Twitter did not immediately respond to requests for comment, but in a blog posting titled "Sometimes We Talk," Twitter co-founder Biz Stone wrote: "It should come as no surprise that Twitter engages in discussions with other companies regularly and on a variety of subjects."

A source told Kara Swisher of the Wall Street Journal's tech blog All Things Digital that there were "seriously, no negotiations, no deal, nada."

Another source told her: "“There was a discussion with [Google executive Marissa Mayer's] group about real-time search and about product stuff. It was a couple weeks ago. It was very preliminary ... and that was that.”

Swisher herself dismissed the notion of buyout talks as "pure speculation."

Despite Twitter's meteoric rise in use among celebrities, politicians, journalists and ordinary citizens, it still doesn't have a solid plan for making money. It recently secured an additional $35 million in venture-capital investments.

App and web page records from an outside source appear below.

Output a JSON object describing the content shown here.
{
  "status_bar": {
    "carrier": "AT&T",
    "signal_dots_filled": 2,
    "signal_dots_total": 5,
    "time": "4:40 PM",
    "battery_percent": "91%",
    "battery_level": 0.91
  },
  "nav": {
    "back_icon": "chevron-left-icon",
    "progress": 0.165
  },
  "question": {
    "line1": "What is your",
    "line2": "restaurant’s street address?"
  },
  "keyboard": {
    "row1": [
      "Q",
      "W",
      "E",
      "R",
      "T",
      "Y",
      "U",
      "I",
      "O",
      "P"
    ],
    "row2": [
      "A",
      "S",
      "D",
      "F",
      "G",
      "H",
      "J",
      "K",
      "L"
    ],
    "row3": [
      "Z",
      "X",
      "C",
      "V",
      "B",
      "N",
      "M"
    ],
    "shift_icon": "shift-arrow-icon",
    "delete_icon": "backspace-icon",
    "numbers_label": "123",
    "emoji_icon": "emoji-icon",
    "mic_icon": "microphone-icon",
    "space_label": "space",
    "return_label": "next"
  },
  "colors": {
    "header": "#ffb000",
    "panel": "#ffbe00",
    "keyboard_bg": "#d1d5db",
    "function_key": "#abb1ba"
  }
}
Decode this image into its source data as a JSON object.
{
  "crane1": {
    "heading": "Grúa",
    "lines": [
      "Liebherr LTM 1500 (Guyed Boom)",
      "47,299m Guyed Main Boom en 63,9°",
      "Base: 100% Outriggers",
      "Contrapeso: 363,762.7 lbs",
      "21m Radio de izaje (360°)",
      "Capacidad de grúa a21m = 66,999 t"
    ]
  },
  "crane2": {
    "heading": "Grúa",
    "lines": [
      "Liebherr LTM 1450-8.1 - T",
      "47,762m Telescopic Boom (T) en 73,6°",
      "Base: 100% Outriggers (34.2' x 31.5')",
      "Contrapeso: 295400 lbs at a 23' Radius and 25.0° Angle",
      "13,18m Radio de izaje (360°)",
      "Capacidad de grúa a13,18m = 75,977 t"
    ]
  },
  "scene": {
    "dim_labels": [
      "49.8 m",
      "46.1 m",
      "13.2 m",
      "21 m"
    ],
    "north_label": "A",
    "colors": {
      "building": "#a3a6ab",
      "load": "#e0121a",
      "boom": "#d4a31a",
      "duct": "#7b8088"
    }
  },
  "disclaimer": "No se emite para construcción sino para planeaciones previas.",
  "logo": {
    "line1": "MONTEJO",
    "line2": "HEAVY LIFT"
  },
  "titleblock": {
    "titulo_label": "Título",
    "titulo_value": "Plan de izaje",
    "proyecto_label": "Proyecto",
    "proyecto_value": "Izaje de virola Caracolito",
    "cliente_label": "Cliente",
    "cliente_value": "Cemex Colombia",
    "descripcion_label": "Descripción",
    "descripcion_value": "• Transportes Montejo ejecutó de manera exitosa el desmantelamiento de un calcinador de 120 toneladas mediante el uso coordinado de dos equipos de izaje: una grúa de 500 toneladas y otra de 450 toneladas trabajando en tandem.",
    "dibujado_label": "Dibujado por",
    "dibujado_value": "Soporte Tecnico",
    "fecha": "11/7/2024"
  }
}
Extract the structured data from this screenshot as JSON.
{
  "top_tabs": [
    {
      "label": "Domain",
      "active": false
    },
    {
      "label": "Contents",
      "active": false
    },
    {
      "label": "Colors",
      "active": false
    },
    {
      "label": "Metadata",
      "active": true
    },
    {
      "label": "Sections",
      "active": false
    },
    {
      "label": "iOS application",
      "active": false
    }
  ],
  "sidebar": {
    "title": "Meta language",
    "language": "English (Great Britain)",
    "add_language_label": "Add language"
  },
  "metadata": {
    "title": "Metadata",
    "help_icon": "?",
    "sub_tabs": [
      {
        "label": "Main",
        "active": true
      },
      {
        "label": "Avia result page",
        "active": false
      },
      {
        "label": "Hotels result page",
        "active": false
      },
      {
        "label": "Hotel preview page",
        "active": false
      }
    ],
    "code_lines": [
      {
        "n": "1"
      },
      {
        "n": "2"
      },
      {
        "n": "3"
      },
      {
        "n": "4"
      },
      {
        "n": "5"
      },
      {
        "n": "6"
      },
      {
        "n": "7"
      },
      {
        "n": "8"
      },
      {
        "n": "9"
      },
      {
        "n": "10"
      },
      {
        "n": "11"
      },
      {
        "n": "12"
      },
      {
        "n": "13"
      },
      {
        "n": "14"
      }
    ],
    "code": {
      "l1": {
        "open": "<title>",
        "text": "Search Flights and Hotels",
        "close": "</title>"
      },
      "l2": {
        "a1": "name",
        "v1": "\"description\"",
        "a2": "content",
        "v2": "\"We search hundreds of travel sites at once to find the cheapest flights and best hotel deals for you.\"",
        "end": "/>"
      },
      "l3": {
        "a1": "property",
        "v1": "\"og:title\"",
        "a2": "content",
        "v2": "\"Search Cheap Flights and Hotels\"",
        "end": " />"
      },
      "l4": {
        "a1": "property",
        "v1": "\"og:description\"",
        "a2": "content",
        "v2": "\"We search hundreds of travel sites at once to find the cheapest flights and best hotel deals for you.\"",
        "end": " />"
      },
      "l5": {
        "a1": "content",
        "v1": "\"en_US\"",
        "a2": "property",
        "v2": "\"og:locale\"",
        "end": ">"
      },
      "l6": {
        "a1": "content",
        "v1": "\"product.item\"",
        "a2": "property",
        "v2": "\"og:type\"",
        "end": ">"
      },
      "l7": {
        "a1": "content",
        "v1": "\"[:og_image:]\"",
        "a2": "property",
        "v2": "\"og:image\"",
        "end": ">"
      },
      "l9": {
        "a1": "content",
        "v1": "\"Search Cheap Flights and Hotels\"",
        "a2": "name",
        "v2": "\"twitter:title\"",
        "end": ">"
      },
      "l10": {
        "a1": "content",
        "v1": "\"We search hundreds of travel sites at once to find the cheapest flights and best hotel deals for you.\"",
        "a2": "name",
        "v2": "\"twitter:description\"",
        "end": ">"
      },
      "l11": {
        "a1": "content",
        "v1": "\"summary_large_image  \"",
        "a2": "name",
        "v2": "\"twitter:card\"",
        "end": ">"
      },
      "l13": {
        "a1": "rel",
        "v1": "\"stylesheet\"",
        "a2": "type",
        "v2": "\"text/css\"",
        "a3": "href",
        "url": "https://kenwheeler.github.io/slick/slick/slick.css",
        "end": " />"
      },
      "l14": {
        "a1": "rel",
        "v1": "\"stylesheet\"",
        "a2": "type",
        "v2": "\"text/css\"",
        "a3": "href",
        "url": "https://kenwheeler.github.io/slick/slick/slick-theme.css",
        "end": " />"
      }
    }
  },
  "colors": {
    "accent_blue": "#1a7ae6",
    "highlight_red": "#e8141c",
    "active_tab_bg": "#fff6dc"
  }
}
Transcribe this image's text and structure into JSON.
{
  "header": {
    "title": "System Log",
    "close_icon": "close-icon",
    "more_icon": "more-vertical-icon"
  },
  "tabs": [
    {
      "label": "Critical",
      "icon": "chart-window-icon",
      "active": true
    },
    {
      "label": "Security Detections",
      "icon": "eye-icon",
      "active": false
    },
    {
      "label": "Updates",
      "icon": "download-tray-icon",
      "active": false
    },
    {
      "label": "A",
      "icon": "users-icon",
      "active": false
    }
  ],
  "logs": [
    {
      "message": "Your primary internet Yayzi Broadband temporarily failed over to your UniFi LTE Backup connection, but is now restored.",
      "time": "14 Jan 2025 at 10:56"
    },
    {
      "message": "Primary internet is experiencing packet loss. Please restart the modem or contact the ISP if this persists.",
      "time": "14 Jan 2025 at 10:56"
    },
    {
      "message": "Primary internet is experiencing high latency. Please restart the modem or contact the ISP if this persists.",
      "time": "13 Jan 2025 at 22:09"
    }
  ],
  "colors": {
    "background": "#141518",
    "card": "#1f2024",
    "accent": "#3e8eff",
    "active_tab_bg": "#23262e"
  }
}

On Thursday, Twitter unveiled a new search engine, allowing a user to see search results directly on their Twitter home pages.

The engine now makes it possible for users to search for keywords and phrases used by people they follow on the site, and the ability to "save" search results.

Experts say the search engine poses a threat to Google's dominance in traditional Web search and is appealing due to the potential for a real-time search, where a user could get a sense of what is being said about a particular topic instantly.

Google's Web crawlers work very fast, but lag behind real time by at least several minutes.

However, the prospects of an acquisition may come as a surprise to some after Google CEO Eric Schmidt earlier this month told a crowd gathered at a technology conference in San Francisco that Twitter was a "poor man's e-mail system."

Biz Stone appeared on the Comedy Central show "The Colbert Report" on Thursday evening and did not mention the possiblity of a Google buyout.

He did say that "we’re going to become a strong, profitable, independent company. We’re going to continue to be based in San Francisco."

Google's main headquarters, the Googleplex, is located in Mountain View, Calif. — about 35 miles south of San Francisco.

Twitter co-founders Evan Williams and Stone have already established a business relationship with Google, selling the free publishing tool Blogger to the search king.

With just 29 employees, Twitter has seen its Web traffic grow 900 percent over the past year. Web users from around the world have flocked to the service, which lets you send out postings of a maximum 140 characters to the entire world.